Formed in 2014, Amper fills a need for licensing music for commercial purposes. Finding production music—what’s heard in advertisements and online videos, for example—requires hunting through an online service’s massive catalog of recordings or hiring a composer to create a bespoke piece of music. As a result, production music can be either inexpensive with high search costs or expensive with low search costs.
“We used our background and expertise as composers to create a novel way to solve the problem,” says Silverstein, whose résumé includes composing, producing and songwriting for film, television and video games. Last year he was named to the Forbes “30 under 30” list and already has raised more than $9 million in early funding for Amper.
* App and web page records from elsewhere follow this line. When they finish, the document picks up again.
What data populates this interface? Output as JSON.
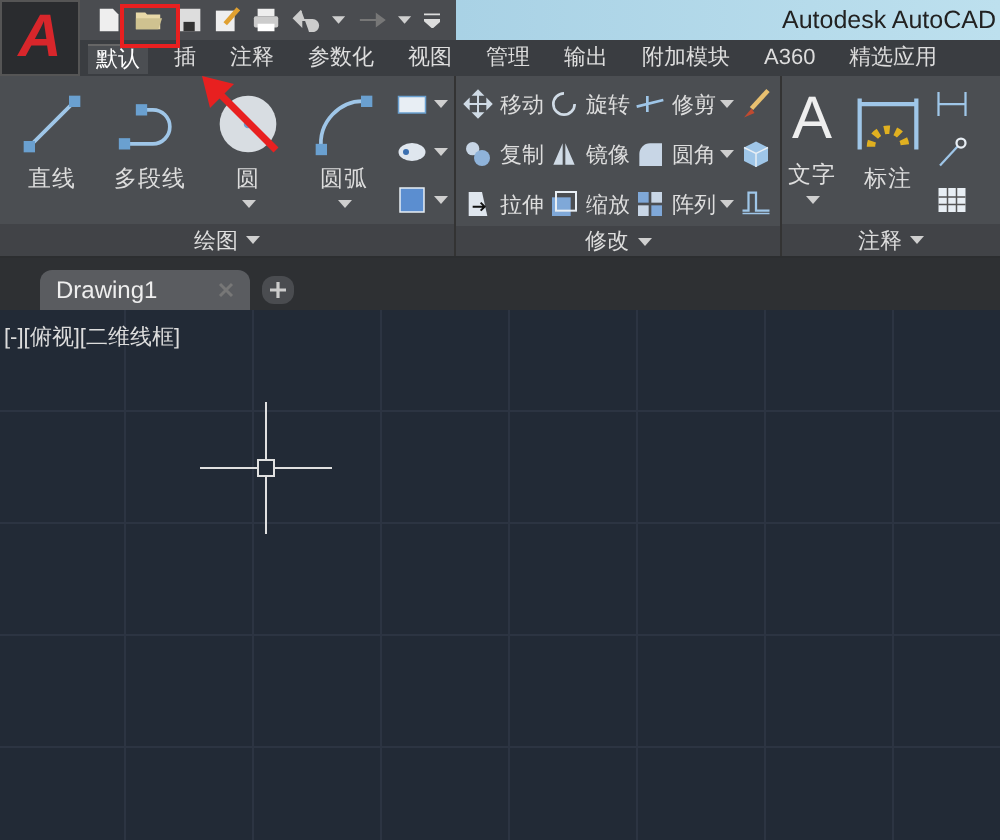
{
  "app_button": {
    "glyph": "A"
  },
  "title_bar": {
    "title": "Autodesk AutoCAD"
  },
  "tabs": [
    {
      "label": "默认",
      "selected": true
    },
    {
      "label": "插",
      "selected": false
    },
    {
      "label": "注释",
      "selected": false
    },
    {
      "label": "参数化",
      "selected": false
    },
    {
      "label": "视图",
      "selected": false
    },
    {
      "label": "管理",
      "selected": false
    },
    {
      "label": "输出",
      "selected": false
    },
    {
      "label": "附加模块",
      "selected": false
    },
    {
      "label": "A360",
      "selected": false
    },
    {
      "label": "精选应用",
      "selected": false
    }
  ],
  "panels": [
    {
      "title": "绘图",
      "columns": [
        [
          {
            "kind": "large",
            "label": "直线",
            "dropdown": false
          }
        ],
        [
          {
            "kind": "large",
            "label": "多段线",
            "dropdown": false
          }
        ],
        [
          {
            "kind": "large",
            "label": "圆",
            "dropdown": true
          }
        ],
        [
          {
            "kind": "large",
            "label": "圆弧",
            "dropdown": true
          }
        ],
        [
          {
            "kind": "icon",
            "dropdown": true
          },
          {
            "kind": "icon",
            "dropdown": true
          },
          {
            "kind": "icon",
            "dropdown": true
          }
        ]
      ]
    },
    {
      "title": "修改",
      "columns": [
        [
          {
            "kind": "small",
            "label": "移动",
            "dropdown": false
          },
          {
            "kind": "small",
            "label": "复制",
            "dropdown": false
          },
          {
            "kind": "small",
            "label": "拉伸",
            "dropdown": false
          }
        ],
        [
          {
            "kind": "small",
            "label": "旋转",
            "dropdown": false
          },
          {
            "kind": "small",
            "label": "镜像",
            "dropdown": false
          },
          {
            "kind": "small",
            "label": "缩放",
            "dropdown": false
          }
        ],
        [
          {
            "kind": "small",
            "label": "修剪",
            "dropdown": true
          },
          {
            "kind": "small",
            "label": "圆角",
            "dropdown": true
          },
          {
            "kind": "small",
            "label": "阵列",
            "dropdown": true
          }
        ],
        [
          {
            "kind": "icon",
            "dropdown": false
          },
          {
            "kind": "icon",
            "dropdown": false
          },
          {
            "kind": "icon",
            "dropdown": false
          }
        ]
      ]
    },
    {
      "title": "注释",
      "columns": [
        [
          {
            "kind": "glyph",
            "glyph": "A",
            "label": "文字",
            "dropdown": true
          }
        ],
        [
          {
            "kind": "large",
            "label": "标注",
            "dropdown": false
          }
        ],
        [
          {
            "kind": "icon",
            "dropdown": false
          },
          {
            "kind": "icon",
            "dropdown": false
          },
          {
            "kind": "icon",
            "dropdown": false
          }
        ]
      ]
    }
  ],
  "file_tabs": [
    {
      "label": "Drawing1",
      "selected": true
    }
  ],
  "viewport": {
    "label": "[-][俯视][二维线框]"
  },
  "annotation": {
    "highlight": true,
    "arrow": true
  }
}
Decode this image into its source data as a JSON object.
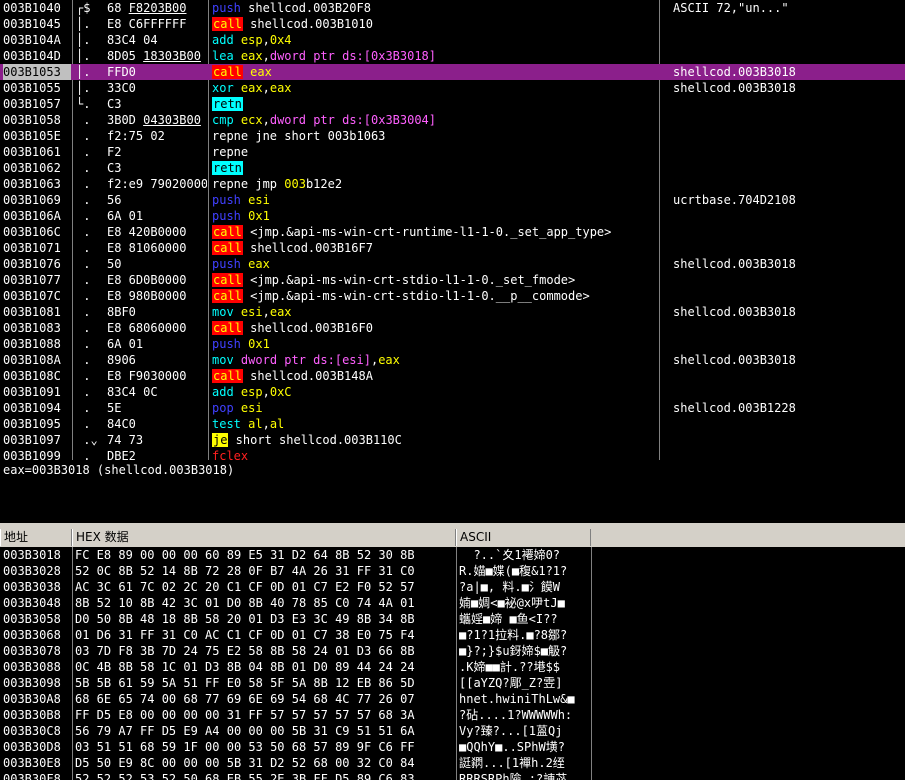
{
  "disasm": {
    "rows": [
      {
        "addr": "003B1040",
        "mark": "┌$",
        "hex": "68 F8203B00",
        "hex_u": "F8203B00",
        "asm": [
          [
            "kw-push",
            "push"
          ],
          [
            "t",
            " shellcod.003B20F8"
          ]
        ],
        "cmt": "ASCII 72,\"un...\""
      },
      {
        "addr": "003B1045",
        "mark": "│.",
        "hex": "E8 C6FFFFFF",
        "asm": [
          [
            "kw-call",
            "call"
          ],
          [
            "t",
            " shellcod.003B1010"
          ]
        ],
        "cmt": ""
      },
      {
        "addr": "003B104A",
        "mark": "│.",
        "hex": "83C4 04",
        "asm": [
          [
            "mn",
            "add"
          ],
          [
            "t",
            " "
          ],
          [
            "op-reg",
            "esp"
          ],
          [
            "t",
            ","
          ],
          [
            "op-imm",
            "0x4"
          ]
        ],
        "cmt": ""
      },
      {
        "addr": "003B104D",
        "mark": "│.",
        "hex": "8D05 18303B00",
        "hex_u": "18303B00",
        "asm": [
          [
            "mn",
            "lea"
          ],
          [
            "t",
            " "
          ],
          [
            "op-reg",
            "eax"
          ],
          [
            "t",
            ","
          ],
          [
            "op-mem",
            "dword ptr ds:[0x3B3018]"
          ]
        ],
        "cmt": ""
      },
      {
        "addr": "003B1053",
        "mark": "│.",
        "hex": "FFD0",
        "asm": [
          [
            "kw-call",
            "call"
          ],
          [
            "t",
            " "
          ],
          [
            "op-reg",
            "eax"
          ]
        ],
        "cmt": "shellcod.003B3018",
        "sel": true
      },
      {
        "addr": "003B1055",
        "mark": "│.",
        "hex": "33C0",
        "asm": [
          [
            "mn",
            "xor"
          ],
          [
            "t",
            " "
          ],
          [
            "op-reg",
            "eax"
          ],
          [
            "t",
            ","
          ],
          [
            "op-reg",
            "eax"
          ]
        ],
        "cmt": "shellcod.003B3018"
      },
      {
        "addr": "003B1057",
        "mark": "└.",
        "hex": "C3",
        "asm": [
          [
            "kw-ret",
            "retn"
          ]
        ],
        "cmt": ""
      },
      {
        "addr": "003B1058",
        "mark": " .",
        "hex": "3B0D 04303B00",
        "hex_u": "04303B00",
        "asm": [
          [
            "mn",
            "cmp"
          ],
          [
            "t",
            " "
          ],
          [
            "op-reg",
            "ecx"
          ],
          [
            "t",
            ","
          ],
          [
            "op-mem",
            "dword ptr ds:[0x3B3004]"
          ]
        ],
        "cmt": ""
      },
      {
        "addr": "003B105E",
        "mark": " .",
        "hex": "f2:75 02",
        "asm": [
          [
            "t",
            "repne jne short 003b1063"
          ]
        ],
        "cmt": ""
      },
      {
        "addr": "003B1061",
        "mark": " .",
        "hex": "F2",
        "asm": [
          [
            "t",
            "repne"
          ]
        ],
        "cmt": ""
      },
      {
        "addr": "003B1062",
        "mark": " .",
        "hex": "C3",
        "asm": [
          [
            "kw-ret",
            "retn"
          ]
        ],
        "cmt": ""
      },
      {
        "addr": "003B1063",
        "mark": " .",
        "hex": "f2:e9 79020000",
        "asm": [
          [
            "t",
            "repne jmp "
          ],
          [
            "op-imm",
            "003"
          ],
          [
            "t",
            "b12e2"
          ]
        ],
        "cmt": ""
      },
      {
        "addr": "003B1069",
        "mark": " .",
        "hex": "56",
        "asm": [
          [
            "kw-push",
            "push"
          ],
          [
            "t",
            " "
          ],
          [
            "op-reg",
            "esi"
          ]
        ],
        "cmt": "ucrtbase.704D2108"
      },
      {
        "addr": "003B106A",
        "mark": " .",
        "hex": "6A 01",
        "asm": [
          [
            "kw-push",
            "push"
          ],
          [
            "t",
            " "
          ],
          [
            "op-imm",
            "0x1"
          ]
        ],
        "cmt": ""
      },
      {
        "addr": "003B106C",
        "mark": " .",
        "hex": "E8 420B0000",
        "asm": [
          [
            "kw-call",
            "call"
          ],
          [
            "t",
            " <jmp.&api-ms-win-crt-runtime-l1-1-0._set_app_type>"
          ]
        ],
        "cmt": ""
      },
      {
        "addr": "003B1071",
        "mark": " .",
        "hex": "E8 81060000",
        "asm": [
          [
            "kw-call",
            "call"
          ],
          [
            "t",
            " shellcod.003B16F7"
          ]
        ],
        "cmt": ""
      },
      {
        "addr": "003B1076",
        "mark": " .",
        "hex": "50",
        "asm": [
          [
            "kw-push",
            "push"
          ],
          [
            "t",
            " "
          ],
          [
            "op-reg",
            "eax"
          ]
        ],
        "cmt": "shellcod.003B3018"
      },
      {
        "addr": "003B1077",
        "mark": " .",
        "hex": "E8 6D0B0000",
        "asm": [
          [
            "kw-call",
            "call"
          ],
          [
            "t",
            " <jmp.&api-ms-win-crt-stdio-l1-1-0._set_fmode>"
          ]
        ],
        "cmt": ""
      },
      {
        "addr": "003B107C",
        "mark": " .",
        "hex": "E8 980B0000",
        "asm": [
          [
            "kw-call",
            "call"
          ],
          [
            "t",
            " <jmp.&api-ms-win-crt-stdio-l1-1-0.__p__commode>"
          ]
        ],
        "cmt": ""
      },
      {
        "addr": "003B1081",
        "mark": " .",
        "hex": "8BF0",
        "asm": [
          [
            "mn",
            "mov"
          ],
          [
            "t",
            " "
          ],
          [
            "op-reg",
            "esi"
          ],
          [
            "t",
            ","
          ],
          [
            "op-reg",
            "eax"
          ]
        ],
        "cmt": "shellcod.003B3018"
      },
      {
        "addr": "003B1083",
        "mark": " .",
        "hex": "E8 68060000",
        "asm": [
          [
            "kw-call",
            "call"
          ],
          [
            "t",
            " shellcod.003B16F0"
          ]
        ],
        "cmt": ""
      },
      {
        "addr": "003B1088",
        "mark": " .",
        "hex": "6A 01",
        "asm": [
          [
            "kw-push",
            "push"
          ],
          [
            "t",
            " "
          ],
          [
            "op-imm",
            "0x1"
          ]
        ],
        "cmt": ""
      },
      {
        "addr": "003B108A",
        "mark": " .",
        "hex": "8906",
        "asm": [
          [
            "mn",
            "mov"
          ],
          [
            "t",
            " "
          ],
          [
            "op-mem",
            "dword ptr ds:[esi]"
          ],
          [
            "t",
            ","
          ],
          [
            "op-reg",
            "eax"
          ]
        ],
        "cmt": "shellcod.003B3018"
      },
      {
        "addr": "003B108C",
        "mark": " .",
        "hex": "E8 F9030000",
        "asm": [
          [
            "kw-call",
            "call"
          ],
          [
            "t",
            " shellcod.003B148A"
          ]
        ],
        "cmt": ""
      },
      {
        "addr": "003B1091",
        "mark": " .",
        "hex": "83C4 0C",
        "asm": [
          [
            "mn",
            "add"
          ],
          [
            "t",
            " "
          ],
          [
            "op-reg",
            "esp"
          ],
          [
            "t",
            ","
          ],
          [
            "op-imm",
            "0xC"
          ]
        ],
        "cmt": ""
      },
      {
        "addr": "003B1094",
        "mark": " .",
        "hex": "5E",
        "asm": [
          [
            "kw-pop",
            "pop"
          ],
          [
            "t",
            " "
          ],
          [
            "op-reg",
            "esi"
          ]
        ],
        "cmt": "shellcod.003B1228"
      },
      {
        "addr": "003B1095",
        "mark": " .",
        "hex": "84C0",
        "asm": [
          [
            "mn",
            "test"
          ],
          [
            "t",
            " "
          ],
          [
            "op-reg",
            "al"
          ],
          [
            "t",
            ","
          ],
          [
            "op-reg",
            "al"
          ]
        ],
        "cmt": ""
      },
      {
        "addr": "003B1097",
        "mark": " .⌄",
        "hex": "74 73",
        "asm": [
          [
            "kw-jcc",
            "je"
          ],
          [
            "t",
            " short shellcod.003B110C"
          ]
        ],
        "cmt": ""
      },
      {
        "addr": "003B1099",
        "mark": " .",
        "hex": "DBE2",
        "asm": [
          [
            "kw-fclex",
            "fclex"
          ]
        ],
        "cmt": ""
      }
    ]
  },
  "info": {
    "text": "eax=003B3018 (shellcod.003B3018)"
  },
  "dump": {
    "headers": {
      "addr": "地址",
      "hex": "HEX 数据",
      "ascii": "ASCII"
    },
    "rows": [
      {
        "addr": "003B3018",
        "hex": "FC E8 89 00 00 00 60 89 E5 31 D2 64 8B 52 30 8B",
        "ascii": "  ?..`夊1褼媂0?"
      },
      {
        "addr": "003B3028",
        "hex": "52 0C 8B 52 14 8B 72 28 0F B7 4A 26 31 FF 31 C0",
        "ascii": "R.媌■媟(■稪&1?1?"
      },
      {
        "addr": "003B3038",
        "hex": "AC 3C 61 7C 02 2C 20 C1 CF 0D 01 C7 E2 F0 52 57",
        "ascii": "?a|■, 料.■氵饃W"
      },
      {
        "addr": "003B3048",
        "hex": "8B 52 10 8B 42 3C 01 D0 8B 40 78 85 C0 74 4A 01",
        "ascii": "婻■婤<■袐@x吚tJ■"
      },
      {
        "addr": "003B3058",
        "hex": "D0 50 8B 48 18 8B 58 20 01 D3 E3 3C 49 8B 34 8B",
        "ascii": "蠵婬■媂 ■鱼<I??"
      },
      {
        "addr": "003B3068",
        "hex": "01 D6 31 FF 31 C0 AC C1 CF 0D 01 C7 38 E0 75 F4",
        "ascii": "■?1?1拉料.■?8鄒?"
      },
      {
        "addr": "003B3078",
        "hex": "03 7D F8 3B 7D 24 75 E2 58 8B 58 24 01 D3 66 8B",
        "ascii": "■}?;}$u釾媂$■觙?"
      },
      {
        "addr": "003B3088",
        "hex": "0C 4B 8B 58 1C 01 D3 8B 04 8B 01 D0 89 44 24 24",
        "ascii": ".K媂■■計.??塂$$"
      },
      {
        "addr": "003B3098",
        "hex": "5B 5B 61 59 5A 51 FF E0 58 5F 5A 8B 12 EB 86 5D",
        "ascii": "[[aYZQ?郮_Z?雴]"
      },
      {
        "addr": "003B30A8",
        "hex": "68 6E 65 74 00 68 77 69 6E 69 54 68 4C 77 26 07",
        "ascii": "hnet.hwiniThLw&■"
      },
      {
        "addr": "003B30B8",
        "hex": "FF D5 E8 00 00 00 00 31 FF 57 57 57 57 57 68 3A",
        "ascii": "?砧....1?WWWWWh:"
      },
      {
        "addr": "003B30C8",
        "hex": "56 79 A7 FF D5 E9 A4 00 00 00 5B 31 C9 51 51 6A",
        "ascii": "Vy?臻?...[1蒕Qj"
      },
      {
        "addr": "003B30D8",
        "hex": "03 51 51 68 59 1F 00 00 53 50 68 57 89 9F C6 FF",
        "ascii": "■QQhY■..SPhW墴?"
      },
      {
        "addr": "003B30E8",
        "hex": "D5 50 E9 8C 00 00 00 5B 31 D2 52 68 00 32 C0 84",
        "ascii": "誔閷...[1襌h.2绖"
      },
      {
        "addr": "003B30F8",
        "hex": "52 52 52 53 52 50 68 EB 55 2E 3B FF D5 89 C6 83",
        "ascii": "RRRSRPh險.;?諌苾"
      }
    ]
  }
}
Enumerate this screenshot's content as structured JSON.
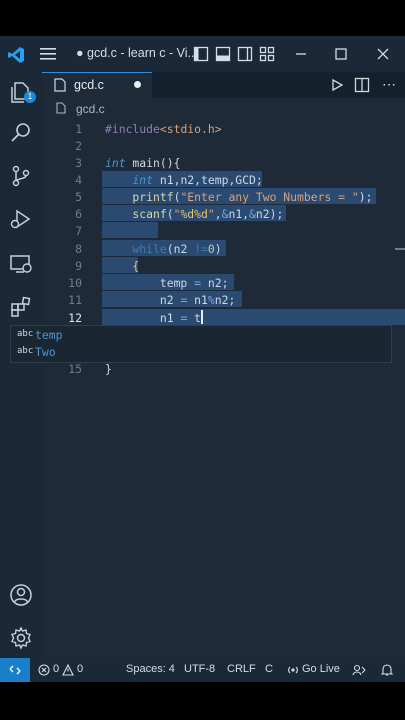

The product is remarkably fast and dynamic. A person can build a song from start to finish in less than a minute using the simple interface. The process begins with the choice of a genre such as hip-hop and an accompanying mood, like “cool,” “chill” or “reflective.” A cinematic song might be “inspirational,” “suspenseful,” “gloomy,” or a dozen or so other moods. The pro version of Amper goes even deeper, allowing the user to select instruments and their specific style, the tempo, and the song’s duration.
At the smallest level, Amper works like the technology that produces the kind of files purchased on iTunes. An MP3 file uses an audio format that’s been stitched together from millions of samples of an analog recording. Individually, each snippet is too short for a human to recognize: An audio CD has 1.41 million samples, or bits, per second, while a high-quality MP3 has 320,000. But when laid end to end, the samples sound like seamless audio. Amper creates songs in a similar fashion using what Silverstein calls a “massive palette” of audio samples arranged according to the algorithms.
An Atlanta native, Silverstein graduated from the Blair School of Music with a degree in music theory and composition. Music is in his DNA, one might say. One of his sisters also studied music in college.
“There’s no better training for life than to be a music major or a student of music because of the emphasis on personal responsibility, practice and attention to detail,” he says.
Recognizing a need for business knowledge to complement his music experience, Silverstein earned an MBA from Columbia University in 2016. The knowledge gained has helped him navigate the complicated, and at times uneasy, relationship between artificial intelligence and the business world. He acknowledges that AI has the potential to change the role of some human composers and songwriters, but argues it’s also opening up new markets, making music production more accessible and more affordable for everyday people.
“We believe that anyone, by virtue of being a human being,” Silverstein says, “is internally creative.”
—GLENN PEOPLES, MBA’08